And so it goes. Chuay-Gahn, despite entrusting their fate to Jan and Clay, still manage to get their temple moved in a reasonable amount of time. Meanwhile, Jed, backed by the collective brainpower of Robb and Stephanie, frantically bobs his head around, plotting the moving of his pieces, as Jake, Erin and Shii Ann stand back and let the Beachhouse denizens do some work for a change. Chuay-Gahn wins handily, and commence hugging and kissing each other, despite having agreed before the challenge not to do so anymore.

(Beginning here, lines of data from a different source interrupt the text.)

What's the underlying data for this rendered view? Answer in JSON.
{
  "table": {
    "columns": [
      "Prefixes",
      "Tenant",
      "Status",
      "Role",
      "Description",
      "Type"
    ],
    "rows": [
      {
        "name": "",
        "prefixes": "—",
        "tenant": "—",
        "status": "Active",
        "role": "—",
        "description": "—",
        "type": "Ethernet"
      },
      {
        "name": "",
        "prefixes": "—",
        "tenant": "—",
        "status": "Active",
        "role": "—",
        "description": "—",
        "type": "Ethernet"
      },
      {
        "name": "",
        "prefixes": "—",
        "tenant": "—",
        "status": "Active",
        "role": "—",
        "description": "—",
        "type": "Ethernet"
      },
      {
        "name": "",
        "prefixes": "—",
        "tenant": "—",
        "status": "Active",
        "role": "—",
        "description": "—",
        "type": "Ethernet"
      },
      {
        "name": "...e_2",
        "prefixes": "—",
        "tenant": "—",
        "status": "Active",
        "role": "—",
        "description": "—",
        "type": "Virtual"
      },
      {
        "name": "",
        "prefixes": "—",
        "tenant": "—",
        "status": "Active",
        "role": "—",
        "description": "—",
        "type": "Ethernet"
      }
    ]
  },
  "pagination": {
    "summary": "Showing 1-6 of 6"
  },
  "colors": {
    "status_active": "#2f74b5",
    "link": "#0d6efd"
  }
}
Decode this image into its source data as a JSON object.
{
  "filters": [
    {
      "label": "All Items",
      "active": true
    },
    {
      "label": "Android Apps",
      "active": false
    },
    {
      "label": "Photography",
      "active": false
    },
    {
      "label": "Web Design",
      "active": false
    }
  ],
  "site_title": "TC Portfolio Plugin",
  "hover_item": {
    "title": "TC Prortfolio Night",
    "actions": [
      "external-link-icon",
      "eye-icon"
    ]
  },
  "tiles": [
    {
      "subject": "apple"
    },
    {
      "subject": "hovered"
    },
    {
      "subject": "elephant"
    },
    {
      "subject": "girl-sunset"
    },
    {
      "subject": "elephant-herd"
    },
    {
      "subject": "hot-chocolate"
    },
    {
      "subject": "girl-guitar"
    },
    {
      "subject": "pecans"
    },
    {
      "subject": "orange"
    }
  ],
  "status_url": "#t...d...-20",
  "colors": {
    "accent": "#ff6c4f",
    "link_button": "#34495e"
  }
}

Perhaps the most telling knock against Jed's chances now is that Ken, whose only appearances on the show seem to have been to speak about Jed's laziness, suddenly appears to inform us that some guy named Jebb seems to lay around all day. At tribal council, we see more of the same. Stephanie offers helpfully that she's grumpy, because the other weak little sissies have been eating all her food. Robb tells everyone that he bounces off the walls a lot, which comes as a shock to his tribemates. But the best moment comes as the non-sequitur king tells Shii Ann, as he casts a vote against her, that she gets on his nerves, but is a sweetheart. Thanks!